__Source data__
%%

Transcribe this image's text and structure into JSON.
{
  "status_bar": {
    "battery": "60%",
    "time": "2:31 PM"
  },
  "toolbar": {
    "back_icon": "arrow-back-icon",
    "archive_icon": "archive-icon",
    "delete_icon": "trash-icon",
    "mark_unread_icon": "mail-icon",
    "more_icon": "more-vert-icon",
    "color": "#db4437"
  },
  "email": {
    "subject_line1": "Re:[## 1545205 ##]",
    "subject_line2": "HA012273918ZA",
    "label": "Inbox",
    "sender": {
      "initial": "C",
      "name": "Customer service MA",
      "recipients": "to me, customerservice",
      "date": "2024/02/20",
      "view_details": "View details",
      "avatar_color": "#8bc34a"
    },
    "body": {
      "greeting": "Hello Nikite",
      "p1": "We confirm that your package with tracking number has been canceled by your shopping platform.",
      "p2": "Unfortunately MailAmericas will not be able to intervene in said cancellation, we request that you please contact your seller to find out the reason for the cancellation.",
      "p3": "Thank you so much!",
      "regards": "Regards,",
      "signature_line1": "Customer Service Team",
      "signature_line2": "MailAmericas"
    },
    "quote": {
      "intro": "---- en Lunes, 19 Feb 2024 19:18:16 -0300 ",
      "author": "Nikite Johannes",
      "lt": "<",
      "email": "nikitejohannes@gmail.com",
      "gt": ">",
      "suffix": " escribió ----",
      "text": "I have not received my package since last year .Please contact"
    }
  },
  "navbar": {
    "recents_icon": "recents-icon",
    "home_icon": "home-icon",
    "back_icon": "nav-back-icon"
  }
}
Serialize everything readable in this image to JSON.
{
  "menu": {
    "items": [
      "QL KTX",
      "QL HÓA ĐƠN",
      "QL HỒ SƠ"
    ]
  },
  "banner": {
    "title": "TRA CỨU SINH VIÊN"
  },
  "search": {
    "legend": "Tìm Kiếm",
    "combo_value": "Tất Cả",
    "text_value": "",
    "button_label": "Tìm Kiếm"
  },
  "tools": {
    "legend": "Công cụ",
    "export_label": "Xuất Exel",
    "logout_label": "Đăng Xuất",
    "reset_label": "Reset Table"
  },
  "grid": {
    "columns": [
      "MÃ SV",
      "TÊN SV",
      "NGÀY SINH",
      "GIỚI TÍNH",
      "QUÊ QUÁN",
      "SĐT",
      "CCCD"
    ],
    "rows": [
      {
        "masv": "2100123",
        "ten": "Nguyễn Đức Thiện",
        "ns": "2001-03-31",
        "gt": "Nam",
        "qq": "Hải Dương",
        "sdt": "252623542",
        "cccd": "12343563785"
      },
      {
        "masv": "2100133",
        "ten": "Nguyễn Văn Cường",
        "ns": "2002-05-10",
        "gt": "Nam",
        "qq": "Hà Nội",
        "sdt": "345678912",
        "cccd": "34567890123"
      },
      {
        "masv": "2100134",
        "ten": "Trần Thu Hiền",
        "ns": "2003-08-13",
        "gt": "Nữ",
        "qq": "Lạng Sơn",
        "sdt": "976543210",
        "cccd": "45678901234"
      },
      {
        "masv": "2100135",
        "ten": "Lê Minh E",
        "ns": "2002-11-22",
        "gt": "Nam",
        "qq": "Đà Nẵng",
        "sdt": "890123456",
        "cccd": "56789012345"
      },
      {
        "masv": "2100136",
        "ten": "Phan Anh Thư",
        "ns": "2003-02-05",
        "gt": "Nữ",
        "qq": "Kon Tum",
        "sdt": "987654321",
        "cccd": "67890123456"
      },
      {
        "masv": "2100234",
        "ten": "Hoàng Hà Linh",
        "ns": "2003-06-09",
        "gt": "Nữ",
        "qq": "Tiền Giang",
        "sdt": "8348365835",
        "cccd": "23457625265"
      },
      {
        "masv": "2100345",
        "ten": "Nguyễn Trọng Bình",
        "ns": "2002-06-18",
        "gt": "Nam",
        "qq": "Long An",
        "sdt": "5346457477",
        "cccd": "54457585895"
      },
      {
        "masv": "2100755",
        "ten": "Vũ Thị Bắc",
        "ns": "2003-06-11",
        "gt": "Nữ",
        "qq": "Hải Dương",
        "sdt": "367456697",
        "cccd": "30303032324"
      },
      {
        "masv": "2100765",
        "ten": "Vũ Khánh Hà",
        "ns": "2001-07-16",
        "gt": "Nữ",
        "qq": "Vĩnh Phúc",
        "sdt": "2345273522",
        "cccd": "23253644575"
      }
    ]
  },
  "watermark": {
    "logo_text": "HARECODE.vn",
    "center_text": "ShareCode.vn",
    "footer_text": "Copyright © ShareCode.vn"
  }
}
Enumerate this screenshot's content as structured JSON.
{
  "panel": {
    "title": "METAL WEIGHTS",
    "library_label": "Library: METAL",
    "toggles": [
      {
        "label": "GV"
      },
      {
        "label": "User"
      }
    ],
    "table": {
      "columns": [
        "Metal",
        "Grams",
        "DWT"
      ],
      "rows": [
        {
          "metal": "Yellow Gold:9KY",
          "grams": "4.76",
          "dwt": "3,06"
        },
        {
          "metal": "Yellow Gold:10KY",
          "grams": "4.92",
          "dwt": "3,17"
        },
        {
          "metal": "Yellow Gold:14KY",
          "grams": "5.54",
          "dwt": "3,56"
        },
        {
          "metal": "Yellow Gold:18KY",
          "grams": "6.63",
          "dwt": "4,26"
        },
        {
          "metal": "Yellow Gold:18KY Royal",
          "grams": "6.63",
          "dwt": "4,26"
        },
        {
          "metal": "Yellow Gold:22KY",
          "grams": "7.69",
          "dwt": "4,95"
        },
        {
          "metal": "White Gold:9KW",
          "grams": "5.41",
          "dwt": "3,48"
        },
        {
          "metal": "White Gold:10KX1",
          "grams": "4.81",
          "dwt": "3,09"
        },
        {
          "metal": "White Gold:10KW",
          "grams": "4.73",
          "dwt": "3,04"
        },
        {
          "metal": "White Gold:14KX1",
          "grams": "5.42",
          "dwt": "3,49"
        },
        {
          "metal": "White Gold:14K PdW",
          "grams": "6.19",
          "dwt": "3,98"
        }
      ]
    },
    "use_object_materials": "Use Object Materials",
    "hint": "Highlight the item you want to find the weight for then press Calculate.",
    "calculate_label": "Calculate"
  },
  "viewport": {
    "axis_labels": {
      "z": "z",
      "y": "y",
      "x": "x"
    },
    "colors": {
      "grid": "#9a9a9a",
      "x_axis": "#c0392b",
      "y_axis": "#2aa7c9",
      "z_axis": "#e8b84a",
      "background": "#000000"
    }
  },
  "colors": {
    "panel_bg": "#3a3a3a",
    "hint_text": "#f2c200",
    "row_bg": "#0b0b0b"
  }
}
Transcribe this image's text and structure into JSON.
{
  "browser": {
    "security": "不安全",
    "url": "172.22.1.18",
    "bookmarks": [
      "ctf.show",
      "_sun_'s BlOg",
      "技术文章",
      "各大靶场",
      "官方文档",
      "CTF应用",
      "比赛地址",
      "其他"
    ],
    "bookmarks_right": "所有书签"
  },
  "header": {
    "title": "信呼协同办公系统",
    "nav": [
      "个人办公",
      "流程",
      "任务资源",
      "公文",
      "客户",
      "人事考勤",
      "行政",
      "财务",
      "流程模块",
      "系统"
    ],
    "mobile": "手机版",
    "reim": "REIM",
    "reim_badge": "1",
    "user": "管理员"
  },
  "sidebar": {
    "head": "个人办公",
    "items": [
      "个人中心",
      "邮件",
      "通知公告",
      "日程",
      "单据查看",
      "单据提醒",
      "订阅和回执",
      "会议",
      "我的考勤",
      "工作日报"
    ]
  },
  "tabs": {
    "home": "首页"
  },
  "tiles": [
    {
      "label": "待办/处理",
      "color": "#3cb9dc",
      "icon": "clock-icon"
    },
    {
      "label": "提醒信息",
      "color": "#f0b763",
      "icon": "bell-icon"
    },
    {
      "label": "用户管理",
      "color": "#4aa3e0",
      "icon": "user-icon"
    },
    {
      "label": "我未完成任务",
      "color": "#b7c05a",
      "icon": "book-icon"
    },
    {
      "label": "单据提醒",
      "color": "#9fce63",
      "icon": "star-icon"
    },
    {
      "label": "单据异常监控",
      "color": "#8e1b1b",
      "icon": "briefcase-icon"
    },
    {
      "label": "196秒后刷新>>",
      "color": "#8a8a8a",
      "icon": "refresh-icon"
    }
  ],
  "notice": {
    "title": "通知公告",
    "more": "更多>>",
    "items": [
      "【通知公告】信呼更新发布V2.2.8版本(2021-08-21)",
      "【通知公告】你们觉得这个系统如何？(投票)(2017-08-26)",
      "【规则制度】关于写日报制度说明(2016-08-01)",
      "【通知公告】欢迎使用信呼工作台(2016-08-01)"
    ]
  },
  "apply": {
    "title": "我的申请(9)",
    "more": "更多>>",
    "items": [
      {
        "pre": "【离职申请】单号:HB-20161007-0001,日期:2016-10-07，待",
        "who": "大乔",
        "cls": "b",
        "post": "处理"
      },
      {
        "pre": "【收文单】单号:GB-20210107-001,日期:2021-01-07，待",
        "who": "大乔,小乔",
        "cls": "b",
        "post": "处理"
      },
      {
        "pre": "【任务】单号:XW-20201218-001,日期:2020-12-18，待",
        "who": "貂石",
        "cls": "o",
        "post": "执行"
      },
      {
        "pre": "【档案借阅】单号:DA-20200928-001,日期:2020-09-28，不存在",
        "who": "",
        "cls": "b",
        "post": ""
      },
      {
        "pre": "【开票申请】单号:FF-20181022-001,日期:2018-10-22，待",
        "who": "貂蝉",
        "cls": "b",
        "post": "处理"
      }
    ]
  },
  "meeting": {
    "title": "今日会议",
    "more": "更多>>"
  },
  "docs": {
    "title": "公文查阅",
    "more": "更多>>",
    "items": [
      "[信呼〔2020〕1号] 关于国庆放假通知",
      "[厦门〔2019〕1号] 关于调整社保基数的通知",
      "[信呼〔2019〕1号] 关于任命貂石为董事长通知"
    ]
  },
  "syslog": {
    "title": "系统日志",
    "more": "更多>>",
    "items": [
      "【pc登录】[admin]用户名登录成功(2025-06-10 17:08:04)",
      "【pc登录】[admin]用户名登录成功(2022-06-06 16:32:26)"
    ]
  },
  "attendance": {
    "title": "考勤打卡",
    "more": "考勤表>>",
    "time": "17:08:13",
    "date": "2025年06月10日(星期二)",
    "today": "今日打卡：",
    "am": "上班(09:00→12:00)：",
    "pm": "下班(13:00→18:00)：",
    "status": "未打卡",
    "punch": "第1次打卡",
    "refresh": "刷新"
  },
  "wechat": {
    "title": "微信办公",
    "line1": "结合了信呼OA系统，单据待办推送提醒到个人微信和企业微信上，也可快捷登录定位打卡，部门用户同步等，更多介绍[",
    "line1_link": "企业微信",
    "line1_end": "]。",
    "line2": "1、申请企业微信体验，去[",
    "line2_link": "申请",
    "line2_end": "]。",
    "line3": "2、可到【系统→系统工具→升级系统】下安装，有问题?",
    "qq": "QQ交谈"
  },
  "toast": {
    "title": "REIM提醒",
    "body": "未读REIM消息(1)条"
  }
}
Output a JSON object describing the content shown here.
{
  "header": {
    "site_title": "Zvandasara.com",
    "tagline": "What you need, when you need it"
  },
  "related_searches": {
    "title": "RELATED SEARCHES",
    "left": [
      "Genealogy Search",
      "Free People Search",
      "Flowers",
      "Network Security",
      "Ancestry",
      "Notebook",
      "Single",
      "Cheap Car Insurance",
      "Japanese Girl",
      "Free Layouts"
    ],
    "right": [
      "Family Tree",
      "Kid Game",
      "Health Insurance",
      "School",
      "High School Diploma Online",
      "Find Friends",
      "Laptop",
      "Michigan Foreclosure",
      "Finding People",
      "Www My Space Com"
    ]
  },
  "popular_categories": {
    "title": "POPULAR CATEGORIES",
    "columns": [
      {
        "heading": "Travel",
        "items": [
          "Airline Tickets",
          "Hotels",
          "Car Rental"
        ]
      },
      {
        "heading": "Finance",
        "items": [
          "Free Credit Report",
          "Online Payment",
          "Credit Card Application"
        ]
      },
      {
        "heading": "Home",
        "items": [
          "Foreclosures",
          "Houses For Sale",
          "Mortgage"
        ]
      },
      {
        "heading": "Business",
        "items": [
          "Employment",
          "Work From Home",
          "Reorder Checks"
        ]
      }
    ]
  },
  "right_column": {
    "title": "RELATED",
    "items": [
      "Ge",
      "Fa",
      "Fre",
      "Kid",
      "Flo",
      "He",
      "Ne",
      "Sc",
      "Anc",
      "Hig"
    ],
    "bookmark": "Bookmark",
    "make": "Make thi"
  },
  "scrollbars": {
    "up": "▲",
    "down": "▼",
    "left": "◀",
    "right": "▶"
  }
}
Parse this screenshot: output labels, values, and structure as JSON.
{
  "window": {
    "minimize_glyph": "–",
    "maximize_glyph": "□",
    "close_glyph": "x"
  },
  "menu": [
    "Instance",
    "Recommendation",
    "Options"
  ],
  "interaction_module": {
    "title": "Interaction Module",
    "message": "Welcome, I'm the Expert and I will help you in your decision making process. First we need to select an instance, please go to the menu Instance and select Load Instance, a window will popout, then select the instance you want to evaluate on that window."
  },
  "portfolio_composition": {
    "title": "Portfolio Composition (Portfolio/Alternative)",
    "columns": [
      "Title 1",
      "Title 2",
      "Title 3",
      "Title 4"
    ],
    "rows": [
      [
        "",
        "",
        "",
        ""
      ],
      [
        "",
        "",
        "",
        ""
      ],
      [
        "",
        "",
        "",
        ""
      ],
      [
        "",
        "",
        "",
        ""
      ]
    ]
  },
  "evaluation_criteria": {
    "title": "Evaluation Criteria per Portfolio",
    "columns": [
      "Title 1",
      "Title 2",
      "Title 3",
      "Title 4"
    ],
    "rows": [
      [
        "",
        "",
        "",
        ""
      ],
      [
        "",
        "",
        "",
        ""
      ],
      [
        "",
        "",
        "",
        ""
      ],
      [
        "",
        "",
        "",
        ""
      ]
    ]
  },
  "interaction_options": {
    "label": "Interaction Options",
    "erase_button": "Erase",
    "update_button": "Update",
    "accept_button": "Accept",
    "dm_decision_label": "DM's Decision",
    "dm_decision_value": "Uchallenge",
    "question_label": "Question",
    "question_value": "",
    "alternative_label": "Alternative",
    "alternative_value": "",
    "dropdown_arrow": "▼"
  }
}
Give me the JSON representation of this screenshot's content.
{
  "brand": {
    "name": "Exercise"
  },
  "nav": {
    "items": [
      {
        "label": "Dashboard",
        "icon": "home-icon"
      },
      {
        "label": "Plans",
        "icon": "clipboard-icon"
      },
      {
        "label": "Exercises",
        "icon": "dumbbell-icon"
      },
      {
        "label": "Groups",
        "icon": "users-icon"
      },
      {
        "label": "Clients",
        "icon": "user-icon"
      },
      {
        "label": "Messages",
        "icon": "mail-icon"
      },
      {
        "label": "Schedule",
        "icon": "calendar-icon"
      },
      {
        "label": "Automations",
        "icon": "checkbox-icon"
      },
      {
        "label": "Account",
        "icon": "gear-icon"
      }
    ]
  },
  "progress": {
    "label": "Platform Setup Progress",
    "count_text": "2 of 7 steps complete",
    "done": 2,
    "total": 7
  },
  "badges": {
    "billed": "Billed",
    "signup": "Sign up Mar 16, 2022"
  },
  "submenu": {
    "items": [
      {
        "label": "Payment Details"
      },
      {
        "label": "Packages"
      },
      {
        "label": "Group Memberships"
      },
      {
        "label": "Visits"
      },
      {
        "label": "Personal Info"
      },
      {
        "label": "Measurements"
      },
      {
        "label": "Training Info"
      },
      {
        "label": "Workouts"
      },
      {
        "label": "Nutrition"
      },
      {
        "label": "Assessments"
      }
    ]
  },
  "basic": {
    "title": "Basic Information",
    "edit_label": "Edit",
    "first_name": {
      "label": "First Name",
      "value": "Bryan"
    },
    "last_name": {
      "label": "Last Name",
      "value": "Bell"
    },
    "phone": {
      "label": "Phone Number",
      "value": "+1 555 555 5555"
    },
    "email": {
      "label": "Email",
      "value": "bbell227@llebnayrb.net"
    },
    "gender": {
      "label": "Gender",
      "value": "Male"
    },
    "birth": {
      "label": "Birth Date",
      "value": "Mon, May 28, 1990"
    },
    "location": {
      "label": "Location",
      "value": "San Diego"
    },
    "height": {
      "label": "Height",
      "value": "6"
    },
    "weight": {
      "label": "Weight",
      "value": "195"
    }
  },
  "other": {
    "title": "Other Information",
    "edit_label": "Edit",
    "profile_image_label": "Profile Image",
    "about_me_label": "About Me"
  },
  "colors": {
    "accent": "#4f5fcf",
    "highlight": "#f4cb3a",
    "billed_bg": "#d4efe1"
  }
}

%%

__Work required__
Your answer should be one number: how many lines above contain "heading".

__Response to the exercise__
4